-- Opening Marker --
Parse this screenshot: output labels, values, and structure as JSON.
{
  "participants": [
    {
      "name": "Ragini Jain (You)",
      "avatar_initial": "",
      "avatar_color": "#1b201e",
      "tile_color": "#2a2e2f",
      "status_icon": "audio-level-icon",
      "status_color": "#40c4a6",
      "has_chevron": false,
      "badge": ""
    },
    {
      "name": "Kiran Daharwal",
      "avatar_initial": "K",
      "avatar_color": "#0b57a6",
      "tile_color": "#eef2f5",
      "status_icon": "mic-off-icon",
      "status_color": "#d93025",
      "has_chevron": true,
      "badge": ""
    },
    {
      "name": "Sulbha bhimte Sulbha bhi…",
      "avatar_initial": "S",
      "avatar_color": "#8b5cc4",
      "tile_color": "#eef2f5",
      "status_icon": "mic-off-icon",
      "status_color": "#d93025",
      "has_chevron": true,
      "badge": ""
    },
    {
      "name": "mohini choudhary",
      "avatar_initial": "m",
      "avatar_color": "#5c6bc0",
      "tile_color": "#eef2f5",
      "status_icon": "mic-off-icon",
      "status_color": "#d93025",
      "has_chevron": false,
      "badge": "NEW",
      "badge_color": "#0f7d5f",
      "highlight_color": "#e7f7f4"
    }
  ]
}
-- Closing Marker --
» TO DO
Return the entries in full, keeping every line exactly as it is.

» RESPONSE BELOW
Parse this screenshot: output labels, values, and structure as JSON.
{
  "participants": [
    {
      "name": "Ragini Jain (You)",
      "avatar_initial": "",
      "avatar_color": "#1b201e",
      "tile_color": "#2a2e2f",
      "status_icon": "audio-level-icon",
      "status_color": "#40c4a6",
      "has_chevron": false,
      "badge": ""
    },
    {
      "name": "Kiran Daharwal",
      "avatar_initial": "K",
      "avatar_color": "#0b57a6",
      "tile_color": "#eef2f5",
      "status_icon": "mic-off-icon",
      "status_color": "#d93025",
      "has_chevron": true,
      "badge": ""
    },
    {
      "name": "Sulbha bhimte Sulbha bhi…",
      "avatar_initial": "S",
      "avatar_color": "#8b5cc4",
      "tile_color": "#eef2f5",
      "status_icon": "mic-off-icon",
      "status_color": "#d93025",
      "has_chevron": true,
      "badge": ""
    },
    {
      "name": "mohini choudhary",
      "avatar_initial": "m",
      "avatar_color": "#5c6bc0",
      "tile_color": "#eef2f5",
      "status_icon": "mic-off-icon",
      "status_color": "#d93025",
      "has_chevron": false,
      "badge": "NEW",
      "badge_color": "#0f7d5f",
      "highlight_color": "#e7f7f4"
    }
  ]
}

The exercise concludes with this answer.